EXERCISE INSTRUCTIONS:
Your answer should be every line of the entries that has the string "Anodyne" in it.

Data about app and page elements:
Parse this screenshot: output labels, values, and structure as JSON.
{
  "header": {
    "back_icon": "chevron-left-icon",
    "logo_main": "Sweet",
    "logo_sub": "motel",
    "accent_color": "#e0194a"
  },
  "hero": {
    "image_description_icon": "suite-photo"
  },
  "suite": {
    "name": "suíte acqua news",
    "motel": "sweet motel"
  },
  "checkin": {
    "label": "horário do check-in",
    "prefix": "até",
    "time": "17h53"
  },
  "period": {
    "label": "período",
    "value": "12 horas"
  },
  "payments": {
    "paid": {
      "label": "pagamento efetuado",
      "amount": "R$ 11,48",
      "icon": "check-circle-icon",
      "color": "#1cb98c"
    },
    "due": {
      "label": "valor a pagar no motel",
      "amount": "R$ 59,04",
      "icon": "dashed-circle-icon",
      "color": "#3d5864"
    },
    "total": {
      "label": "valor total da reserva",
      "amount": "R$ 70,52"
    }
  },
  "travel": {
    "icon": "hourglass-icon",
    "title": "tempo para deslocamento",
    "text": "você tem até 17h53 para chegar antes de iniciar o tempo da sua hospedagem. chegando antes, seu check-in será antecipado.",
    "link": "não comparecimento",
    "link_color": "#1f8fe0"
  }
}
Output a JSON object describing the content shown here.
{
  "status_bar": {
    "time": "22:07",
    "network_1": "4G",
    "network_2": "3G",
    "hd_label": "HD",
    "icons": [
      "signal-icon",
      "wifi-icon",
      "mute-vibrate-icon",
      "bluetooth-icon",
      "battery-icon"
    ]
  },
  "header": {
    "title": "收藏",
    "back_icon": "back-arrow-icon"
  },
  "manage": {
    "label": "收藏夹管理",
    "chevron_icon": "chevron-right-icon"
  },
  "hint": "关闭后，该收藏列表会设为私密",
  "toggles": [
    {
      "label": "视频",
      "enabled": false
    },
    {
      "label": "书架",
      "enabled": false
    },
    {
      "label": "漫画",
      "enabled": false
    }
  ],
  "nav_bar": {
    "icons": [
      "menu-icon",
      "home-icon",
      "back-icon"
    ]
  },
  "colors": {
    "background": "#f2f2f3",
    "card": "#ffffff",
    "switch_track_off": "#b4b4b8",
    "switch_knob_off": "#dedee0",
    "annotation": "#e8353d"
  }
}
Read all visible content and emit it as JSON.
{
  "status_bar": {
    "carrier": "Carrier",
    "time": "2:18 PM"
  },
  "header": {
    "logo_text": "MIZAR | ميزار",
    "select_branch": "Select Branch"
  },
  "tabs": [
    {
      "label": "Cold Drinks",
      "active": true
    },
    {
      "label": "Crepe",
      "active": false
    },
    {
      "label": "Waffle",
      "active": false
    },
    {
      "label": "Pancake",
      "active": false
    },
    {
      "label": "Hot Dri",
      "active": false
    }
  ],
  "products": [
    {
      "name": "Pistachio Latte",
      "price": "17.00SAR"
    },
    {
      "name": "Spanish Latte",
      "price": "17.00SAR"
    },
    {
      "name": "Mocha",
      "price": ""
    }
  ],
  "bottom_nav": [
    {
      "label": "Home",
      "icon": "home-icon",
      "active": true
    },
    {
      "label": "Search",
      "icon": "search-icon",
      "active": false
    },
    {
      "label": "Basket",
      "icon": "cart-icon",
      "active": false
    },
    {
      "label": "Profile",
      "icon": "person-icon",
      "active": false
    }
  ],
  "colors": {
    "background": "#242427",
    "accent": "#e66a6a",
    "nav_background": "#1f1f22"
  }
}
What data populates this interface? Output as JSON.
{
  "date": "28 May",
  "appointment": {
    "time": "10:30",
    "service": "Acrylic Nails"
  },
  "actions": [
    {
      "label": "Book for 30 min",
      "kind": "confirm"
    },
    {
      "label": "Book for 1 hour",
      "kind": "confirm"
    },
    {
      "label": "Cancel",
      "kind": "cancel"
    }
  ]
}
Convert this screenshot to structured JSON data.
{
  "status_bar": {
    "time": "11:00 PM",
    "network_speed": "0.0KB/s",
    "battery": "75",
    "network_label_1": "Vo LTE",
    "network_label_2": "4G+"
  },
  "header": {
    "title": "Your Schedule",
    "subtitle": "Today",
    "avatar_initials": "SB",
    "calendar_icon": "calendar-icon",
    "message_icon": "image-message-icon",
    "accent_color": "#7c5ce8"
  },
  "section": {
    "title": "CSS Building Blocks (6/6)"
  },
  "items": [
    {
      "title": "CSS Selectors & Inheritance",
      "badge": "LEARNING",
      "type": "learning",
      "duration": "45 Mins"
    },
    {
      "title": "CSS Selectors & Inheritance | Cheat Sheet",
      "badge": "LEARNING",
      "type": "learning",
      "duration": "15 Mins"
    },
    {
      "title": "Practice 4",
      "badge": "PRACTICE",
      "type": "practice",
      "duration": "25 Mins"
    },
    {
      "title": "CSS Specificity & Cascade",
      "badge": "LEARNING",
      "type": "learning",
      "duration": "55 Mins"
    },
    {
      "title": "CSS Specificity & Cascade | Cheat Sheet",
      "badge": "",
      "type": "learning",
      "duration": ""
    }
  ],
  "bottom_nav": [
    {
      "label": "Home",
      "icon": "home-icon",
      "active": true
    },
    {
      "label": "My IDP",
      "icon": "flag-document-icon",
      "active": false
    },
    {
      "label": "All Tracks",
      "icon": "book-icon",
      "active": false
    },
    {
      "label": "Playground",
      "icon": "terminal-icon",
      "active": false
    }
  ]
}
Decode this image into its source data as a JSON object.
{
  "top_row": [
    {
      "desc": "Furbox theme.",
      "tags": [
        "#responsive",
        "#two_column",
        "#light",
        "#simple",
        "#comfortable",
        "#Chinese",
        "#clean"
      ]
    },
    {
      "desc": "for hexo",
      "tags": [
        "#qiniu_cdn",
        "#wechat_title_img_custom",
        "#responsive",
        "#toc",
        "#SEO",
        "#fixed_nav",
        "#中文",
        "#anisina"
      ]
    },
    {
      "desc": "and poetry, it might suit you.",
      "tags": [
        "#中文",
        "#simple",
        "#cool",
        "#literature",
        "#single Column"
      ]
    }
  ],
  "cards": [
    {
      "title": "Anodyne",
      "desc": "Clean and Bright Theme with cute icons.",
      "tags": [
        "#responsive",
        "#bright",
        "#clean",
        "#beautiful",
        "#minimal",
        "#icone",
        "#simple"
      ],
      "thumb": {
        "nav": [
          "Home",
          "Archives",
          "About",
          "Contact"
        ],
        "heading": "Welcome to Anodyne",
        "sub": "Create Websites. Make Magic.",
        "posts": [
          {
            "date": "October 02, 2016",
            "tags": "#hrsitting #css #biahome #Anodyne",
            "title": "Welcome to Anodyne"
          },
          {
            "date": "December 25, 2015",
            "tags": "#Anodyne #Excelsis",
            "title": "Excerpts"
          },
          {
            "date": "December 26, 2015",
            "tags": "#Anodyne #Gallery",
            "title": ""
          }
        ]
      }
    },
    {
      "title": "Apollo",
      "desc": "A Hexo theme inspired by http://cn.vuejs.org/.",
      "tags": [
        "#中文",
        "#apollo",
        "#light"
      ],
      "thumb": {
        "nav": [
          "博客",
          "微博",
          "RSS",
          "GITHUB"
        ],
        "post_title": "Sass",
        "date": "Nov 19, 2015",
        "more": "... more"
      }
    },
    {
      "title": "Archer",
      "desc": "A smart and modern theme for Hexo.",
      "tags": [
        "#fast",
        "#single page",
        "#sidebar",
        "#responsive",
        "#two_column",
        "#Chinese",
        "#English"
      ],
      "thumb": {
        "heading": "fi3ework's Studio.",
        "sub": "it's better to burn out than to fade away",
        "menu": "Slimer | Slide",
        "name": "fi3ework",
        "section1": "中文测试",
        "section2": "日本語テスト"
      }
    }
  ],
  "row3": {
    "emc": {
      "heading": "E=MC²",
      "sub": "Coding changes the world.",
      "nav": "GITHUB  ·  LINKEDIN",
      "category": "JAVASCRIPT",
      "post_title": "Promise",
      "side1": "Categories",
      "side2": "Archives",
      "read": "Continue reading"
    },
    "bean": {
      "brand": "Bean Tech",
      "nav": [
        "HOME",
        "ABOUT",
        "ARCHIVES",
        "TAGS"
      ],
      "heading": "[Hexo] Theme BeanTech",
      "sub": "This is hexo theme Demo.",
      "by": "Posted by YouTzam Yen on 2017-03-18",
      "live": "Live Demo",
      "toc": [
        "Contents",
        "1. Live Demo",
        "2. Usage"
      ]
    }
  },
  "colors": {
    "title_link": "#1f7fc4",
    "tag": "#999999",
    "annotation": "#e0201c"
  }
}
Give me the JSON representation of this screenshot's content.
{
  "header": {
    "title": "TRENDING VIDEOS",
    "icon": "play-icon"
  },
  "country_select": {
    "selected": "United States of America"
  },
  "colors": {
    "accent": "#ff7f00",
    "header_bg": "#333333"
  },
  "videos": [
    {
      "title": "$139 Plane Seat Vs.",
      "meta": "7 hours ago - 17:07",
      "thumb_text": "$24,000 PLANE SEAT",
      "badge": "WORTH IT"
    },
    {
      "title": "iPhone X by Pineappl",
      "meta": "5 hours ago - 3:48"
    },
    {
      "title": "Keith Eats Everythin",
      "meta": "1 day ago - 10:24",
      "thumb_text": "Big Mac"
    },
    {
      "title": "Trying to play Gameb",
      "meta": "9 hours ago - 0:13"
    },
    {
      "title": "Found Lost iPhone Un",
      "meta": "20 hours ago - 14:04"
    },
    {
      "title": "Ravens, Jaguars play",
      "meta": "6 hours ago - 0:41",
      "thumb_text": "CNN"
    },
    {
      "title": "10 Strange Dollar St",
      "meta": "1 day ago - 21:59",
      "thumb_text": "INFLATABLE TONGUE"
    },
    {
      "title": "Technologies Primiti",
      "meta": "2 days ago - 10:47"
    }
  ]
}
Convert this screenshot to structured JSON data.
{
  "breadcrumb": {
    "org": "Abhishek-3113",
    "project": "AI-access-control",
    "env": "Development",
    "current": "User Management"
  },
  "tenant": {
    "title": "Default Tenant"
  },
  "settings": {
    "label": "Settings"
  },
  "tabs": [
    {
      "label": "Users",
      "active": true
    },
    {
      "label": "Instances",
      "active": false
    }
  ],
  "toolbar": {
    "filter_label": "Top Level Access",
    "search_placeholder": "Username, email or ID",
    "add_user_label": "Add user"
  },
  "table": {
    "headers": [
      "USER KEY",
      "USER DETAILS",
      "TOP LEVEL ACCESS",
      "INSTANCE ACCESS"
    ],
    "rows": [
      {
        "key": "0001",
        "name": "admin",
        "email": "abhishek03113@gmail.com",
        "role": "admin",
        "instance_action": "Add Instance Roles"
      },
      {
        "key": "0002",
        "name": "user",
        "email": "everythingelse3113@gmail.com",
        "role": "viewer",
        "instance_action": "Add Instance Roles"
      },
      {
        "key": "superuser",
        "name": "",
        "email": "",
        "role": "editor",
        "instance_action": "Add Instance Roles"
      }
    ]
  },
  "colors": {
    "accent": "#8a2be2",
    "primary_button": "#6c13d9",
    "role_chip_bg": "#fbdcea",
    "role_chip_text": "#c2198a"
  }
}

TASK RESULT:
      "title": "Anodyne",
        "heading": "Welcome to Anodyne",
            "tags": "#hrsitting #css #biahome #Anodyne",
            "title": "Welcome to Anodyne"
            "tags": "#Anodyne #Excelsis",
            "tags": "#Anodyne #Gallery",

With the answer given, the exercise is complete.